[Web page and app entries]
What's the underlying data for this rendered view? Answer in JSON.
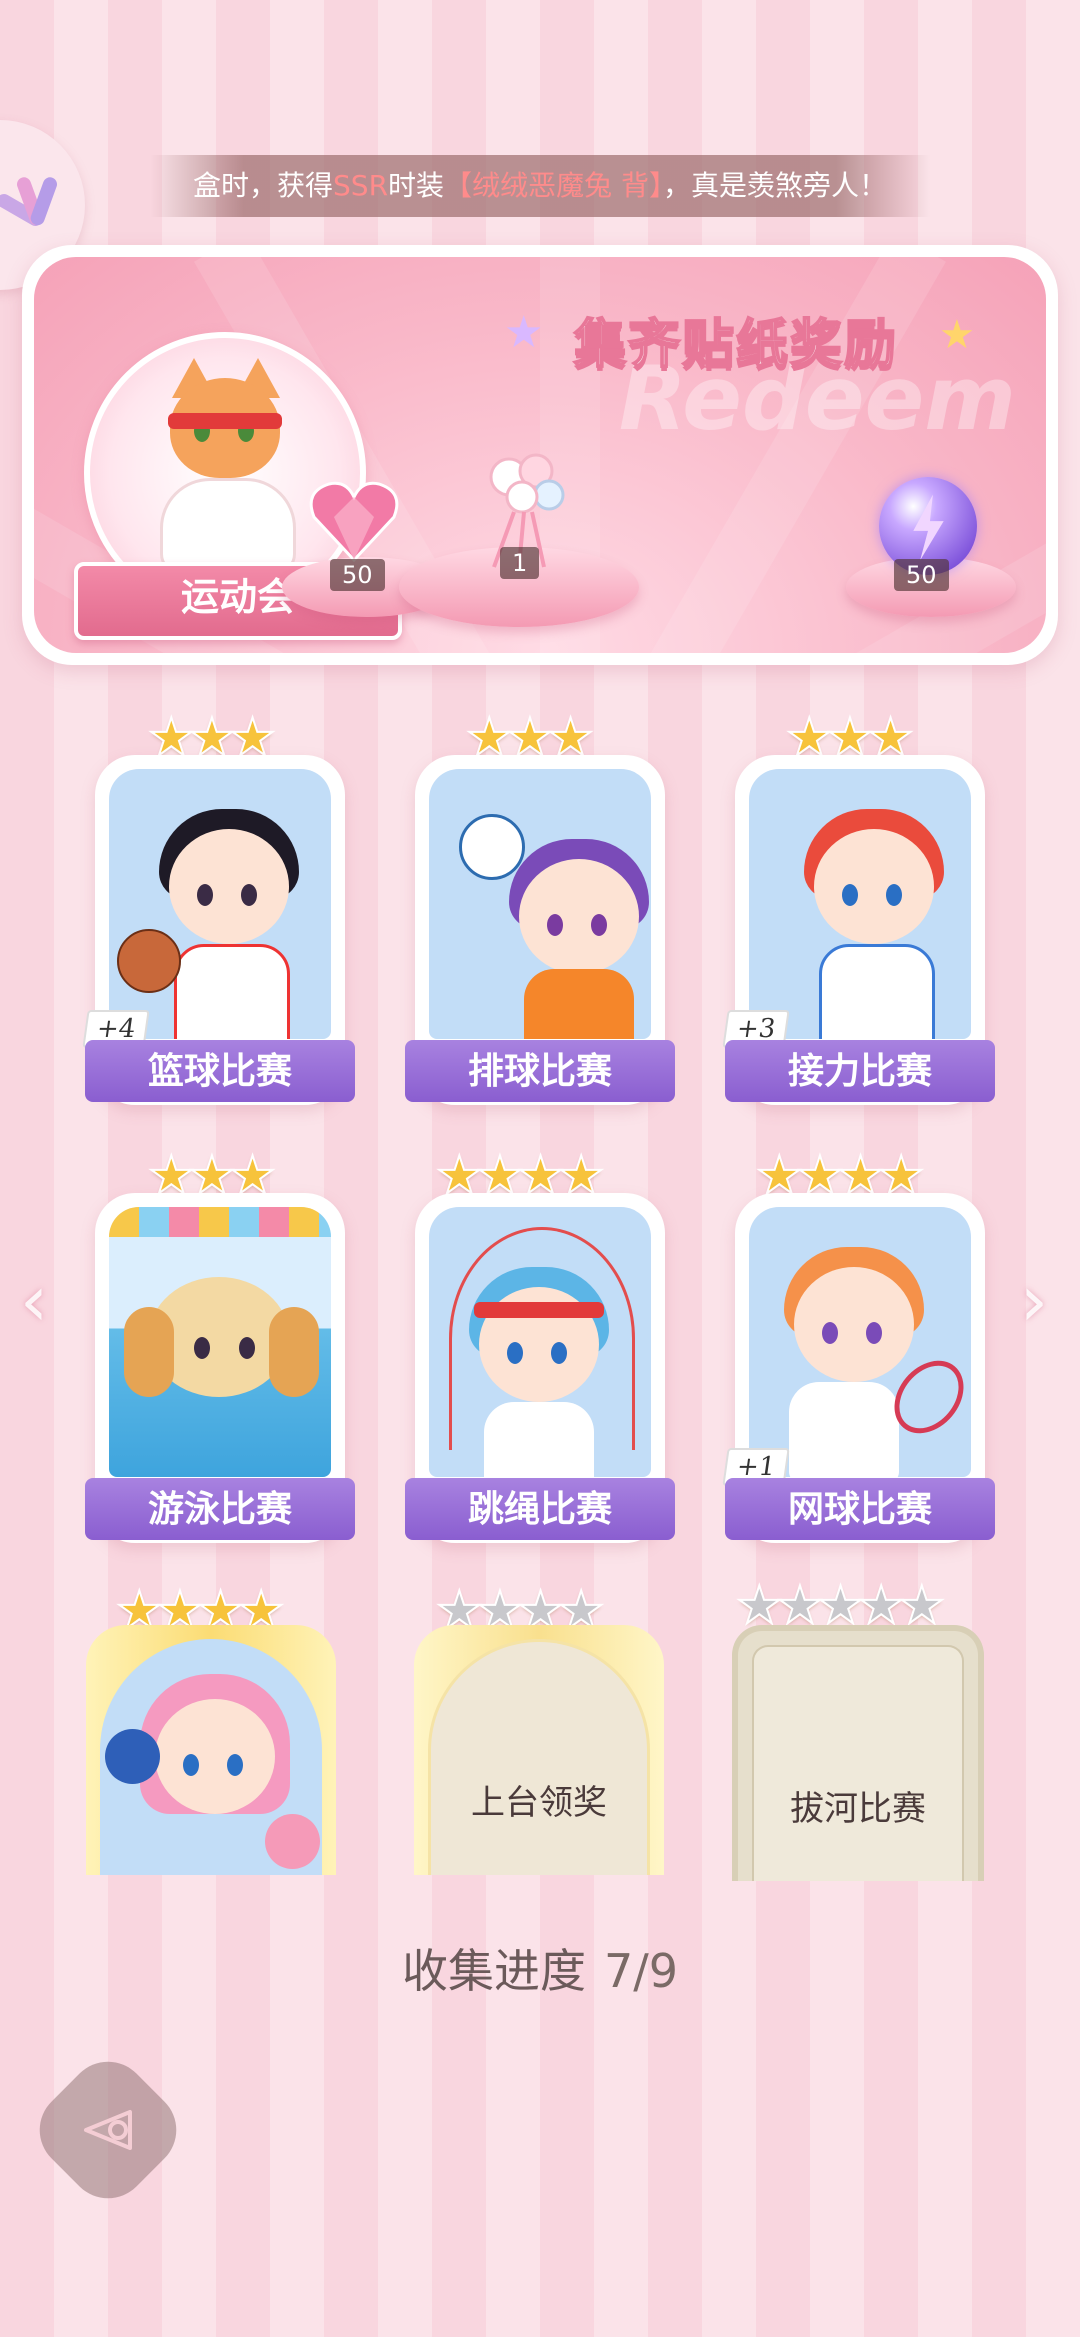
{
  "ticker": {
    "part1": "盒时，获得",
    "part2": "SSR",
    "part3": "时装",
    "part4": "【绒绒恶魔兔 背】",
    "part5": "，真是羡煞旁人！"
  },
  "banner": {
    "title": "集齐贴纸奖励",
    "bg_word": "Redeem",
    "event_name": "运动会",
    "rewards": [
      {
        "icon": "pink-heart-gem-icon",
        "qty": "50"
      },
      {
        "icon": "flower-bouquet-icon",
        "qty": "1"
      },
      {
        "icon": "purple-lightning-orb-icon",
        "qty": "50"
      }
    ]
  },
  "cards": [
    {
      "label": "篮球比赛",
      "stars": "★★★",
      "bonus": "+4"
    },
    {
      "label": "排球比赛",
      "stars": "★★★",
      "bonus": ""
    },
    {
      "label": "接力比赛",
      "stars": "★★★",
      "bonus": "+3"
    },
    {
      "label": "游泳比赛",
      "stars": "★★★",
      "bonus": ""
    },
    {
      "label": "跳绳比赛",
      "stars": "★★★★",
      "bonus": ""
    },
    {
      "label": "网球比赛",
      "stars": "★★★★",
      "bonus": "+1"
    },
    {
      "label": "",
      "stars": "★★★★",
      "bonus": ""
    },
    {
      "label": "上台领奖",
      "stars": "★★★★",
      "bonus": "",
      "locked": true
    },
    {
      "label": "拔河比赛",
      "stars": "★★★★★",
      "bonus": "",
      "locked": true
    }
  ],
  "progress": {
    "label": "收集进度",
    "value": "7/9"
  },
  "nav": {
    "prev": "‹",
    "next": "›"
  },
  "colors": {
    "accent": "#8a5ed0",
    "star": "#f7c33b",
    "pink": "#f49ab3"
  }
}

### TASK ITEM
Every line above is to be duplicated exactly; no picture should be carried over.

### WRITTEN RESPONSE
What's the underlying data for this rendered view? Answer in JSON.
{
  "ticker": {
    "part1": "盒时，获得",
    "part2": "SSR",
    "part3": "时装",
    "part4": "【绒绒恶魔兔 背】",
    "part5": "，真是羡煞旁人！"
  },
  "banner": {
    "title": "集齐贴纸奖励",
    "bg_word": "Redeem",
    "event_name": "运动会",
    "rewards": [
      {
        "icon": "pink-heart-gem-icon",
        "qty": "50"
      },
      {
        "icon": "flower-bouquet-icon",
        "qty": "1"
      },
      {
        "icon": "purple-lightning-orb-icon",
        "qty": "50"
      }
    ]
  },
  "cards": [
    {
      "label": "篮球比赛",
      "stars": "★★★",
      "bonus": "+4"
    },
    {
      "label": "排球比赛",
      "stars": "★★★",
      "bonus": ""
    },
    {
      "label": "接力比赛",
      "stars": "★★★",
      "bonus": "+3"
    },
    {
      "label": "游泳比赛",
      "stars": "★★★",
      "bonus": ""
    },
    {
      "label": "跳绳比赛",
      "stars": "★★★★",
      "bonus": ""
    },
    {
      "label": "网球比赛",
      "stars": "★★★★",
      "bonus": "+1"
    },
    {
      "label": "",
      "stars": "★★★★",
      "bonus": ""
    },
    {
      "label": "上台领奖",
      "stars": "★★★★",
      "bonus": "",
      "locked": true
    },
    {
      "label": "拔河比赛",
      "stars": "★★★★★",
      "bonus": "",
      "locked": true
    }
  ],
  "progress": {
    "label": "收集进度",
    "value": "7/9"
  },
  "nav": {
    "prev": "‹",
    "next": "›"
  },
  "colors": {
    "accent": "#8a5ed0",
    "star": "#f7c33b",
    "pink": "#f49ab3"
  }
}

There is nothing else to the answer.